"In retrospect, this little 1937 flick holds up as one of the funniest screwball comedies of the thirties. Loud millionaire J.B. Ball tells his extravagantly aggressive wife (Mary Nash) that she cannot keep her $58,000 Sable coat. Ball throws it out of the upper window of their mansion where it happens to fall right on top of bewildered Mary Smith (Arthur), who's travelling on an open-air bus. Mary's a poor gal who works for a magazine similar to BOY'S LIFE. Arnold is seen buying Mary a new hat by pussy-cat faced gossip Franklin Pangborn and soon she gets more than just a hat: practically all of New York is at her feet. The scene where she and Milland wreak havoc at the now-obsolete automat is truly inspired and hilarious, as is Luis Alberni - as Louis Louis - when he shows Mary her new "quarters" -- i.e. "And make it snappa...Thaank Yewww". The rather offbeat cast works wonders with the great Preston Sturges script: Milland and Nash make a weird son and wife to the always good (and always loud) Edward Arnold, but somehow it makes for better screwball; the whacko cast helps push the one-joke material through to a happy finish, and the movie helped establish Jean Arthur as a comedienne of the first rank. P.S. While listening to Arthur's wonderfully off-beat voice, I realised it reminded me a little of Julie Harris (!)."
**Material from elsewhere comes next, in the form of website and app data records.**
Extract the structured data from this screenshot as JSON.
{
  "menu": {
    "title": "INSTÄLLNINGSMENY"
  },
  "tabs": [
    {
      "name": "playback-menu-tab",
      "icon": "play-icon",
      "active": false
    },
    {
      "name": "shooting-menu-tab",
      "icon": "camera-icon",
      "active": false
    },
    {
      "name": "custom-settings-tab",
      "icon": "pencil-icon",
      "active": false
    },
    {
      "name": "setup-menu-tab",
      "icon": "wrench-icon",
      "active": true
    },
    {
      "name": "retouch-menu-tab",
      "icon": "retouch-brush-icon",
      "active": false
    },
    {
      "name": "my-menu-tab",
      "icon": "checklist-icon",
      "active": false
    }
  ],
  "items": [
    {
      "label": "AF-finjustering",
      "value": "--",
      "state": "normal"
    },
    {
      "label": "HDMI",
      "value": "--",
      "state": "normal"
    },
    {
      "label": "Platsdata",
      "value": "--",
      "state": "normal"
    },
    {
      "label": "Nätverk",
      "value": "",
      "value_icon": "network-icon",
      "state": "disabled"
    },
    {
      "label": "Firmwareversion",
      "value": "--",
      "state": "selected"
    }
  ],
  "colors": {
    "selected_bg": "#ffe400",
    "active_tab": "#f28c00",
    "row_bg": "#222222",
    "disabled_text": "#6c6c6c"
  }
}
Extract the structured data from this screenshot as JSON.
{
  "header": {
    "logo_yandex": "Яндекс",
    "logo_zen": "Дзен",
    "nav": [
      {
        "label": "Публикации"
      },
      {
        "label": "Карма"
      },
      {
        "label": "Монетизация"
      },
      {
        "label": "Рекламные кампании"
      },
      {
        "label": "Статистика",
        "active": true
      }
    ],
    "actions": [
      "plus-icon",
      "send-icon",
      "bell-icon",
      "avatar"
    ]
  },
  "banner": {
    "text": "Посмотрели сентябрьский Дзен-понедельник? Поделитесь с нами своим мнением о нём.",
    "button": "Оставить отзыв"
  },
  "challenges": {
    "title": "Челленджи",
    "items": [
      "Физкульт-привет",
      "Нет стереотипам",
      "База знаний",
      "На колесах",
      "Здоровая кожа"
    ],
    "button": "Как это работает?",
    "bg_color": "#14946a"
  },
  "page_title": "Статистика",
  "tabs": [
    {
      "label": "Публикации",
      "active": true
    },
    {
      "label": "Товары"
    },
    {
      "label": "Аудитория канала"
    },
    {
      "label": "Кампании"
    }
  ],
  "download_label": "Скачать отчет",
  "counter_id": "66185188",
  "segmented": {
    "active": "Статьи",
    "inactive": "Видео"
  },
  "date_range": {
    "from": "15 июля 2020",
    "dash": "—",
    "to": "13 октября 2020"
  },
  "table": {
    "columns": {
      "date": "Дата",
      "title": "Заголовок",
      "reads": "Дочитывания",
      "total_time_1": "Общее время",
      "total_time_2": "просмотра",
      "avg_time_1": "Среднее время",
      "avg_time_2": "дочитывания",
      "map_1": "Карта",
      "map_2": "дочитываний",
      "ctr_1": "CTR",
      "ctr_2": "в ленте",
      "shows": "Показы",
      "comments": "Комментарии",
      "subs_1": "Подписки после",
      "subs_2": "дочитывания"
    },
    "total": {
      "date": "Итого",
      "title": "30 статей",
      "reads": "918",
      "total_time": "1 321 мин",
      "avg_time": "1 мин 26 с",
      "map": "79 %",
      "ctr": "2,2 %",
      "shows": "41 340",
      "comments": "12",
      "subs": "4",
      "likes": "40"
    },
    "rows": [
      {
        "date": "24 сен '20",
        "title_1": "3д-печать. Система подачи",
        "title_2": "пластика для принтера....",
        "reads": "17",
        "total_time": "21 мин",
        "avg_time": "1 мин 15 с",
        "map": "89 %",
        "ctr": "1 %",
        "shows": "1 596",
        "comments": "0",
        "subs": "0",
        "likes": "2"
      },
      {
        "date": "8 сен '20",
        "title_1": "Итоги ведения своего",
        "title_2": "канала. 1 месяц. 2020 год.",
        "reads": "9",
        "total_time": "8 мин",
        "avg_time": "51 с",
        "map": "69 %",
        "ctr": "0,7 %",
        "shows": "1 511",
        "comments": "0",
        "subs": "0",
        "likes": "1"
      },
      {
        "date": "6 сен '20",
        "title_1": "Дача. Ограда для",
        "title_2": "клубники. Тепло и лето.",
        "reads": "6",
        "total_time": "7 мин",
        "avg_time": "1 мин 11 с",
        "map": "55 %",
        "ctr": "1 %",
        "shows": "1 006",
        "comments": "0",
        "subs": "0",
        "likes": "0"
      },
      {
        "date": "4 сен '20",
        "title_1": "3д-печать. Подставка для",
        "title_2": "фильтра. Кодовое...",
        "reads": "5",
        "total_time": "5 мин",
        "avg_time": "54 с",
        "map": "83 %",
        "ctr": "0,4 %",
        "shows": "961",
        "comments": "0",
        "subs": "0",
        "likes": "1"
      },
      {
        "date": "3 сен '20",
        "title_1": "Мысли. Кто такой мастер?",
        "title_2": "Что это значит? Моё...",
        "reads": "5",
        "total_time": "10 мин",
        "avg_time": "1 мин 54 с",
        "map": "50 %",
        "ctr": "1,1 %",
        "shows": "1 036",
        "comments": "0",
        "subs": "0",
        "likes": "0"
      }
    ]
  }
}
A movie for today
scotsladdie | 08/21/1999
(5 out of 5 stars)

"Day-traders alert. Cut yourself on every line of this witty, fast-paced and knowing movie that glories in the talents of Jean Arthur, et al. As tight as a fist, construction-wise, it traverses ostentation, banking (and ostentation), stock market manipulation (and ostentation) and that thing called real-honest-to-goodness, in-the-belly hunger. Arnold, Milland and the (forgive me) unnamed actor who plays the hotel proprietor (should have stayed cook) to hilarious effect are all wonderful. But Jean Arthur demonstrates yet again what an underrated talent she was: energy, sweet timing and mercurial delights - poured into the camera."
A fine, early screenplay by Preston Sturges!
scotsladdie | 12/26/1998
(5 out of 5 stars)

"Jean Arthur, Edward Arnold, a baby Ray Milland, and the beginnings of what became known as the Sturges Players combine for a tight little screwball comedy. This was not available on video until just recently, but if you enjoy the old madcap comedies, ala MY MAN GODFREY, NOTHING SACRED, and Preston Sturges romps like PALM BEACH STORY, THE LADY EVE, etc, I'm confident in recommending EASY LIVING. I didn't notice Sturges wrote it until the final credits, but that didn't alter my feelings. This is an under-appreciated jewel!"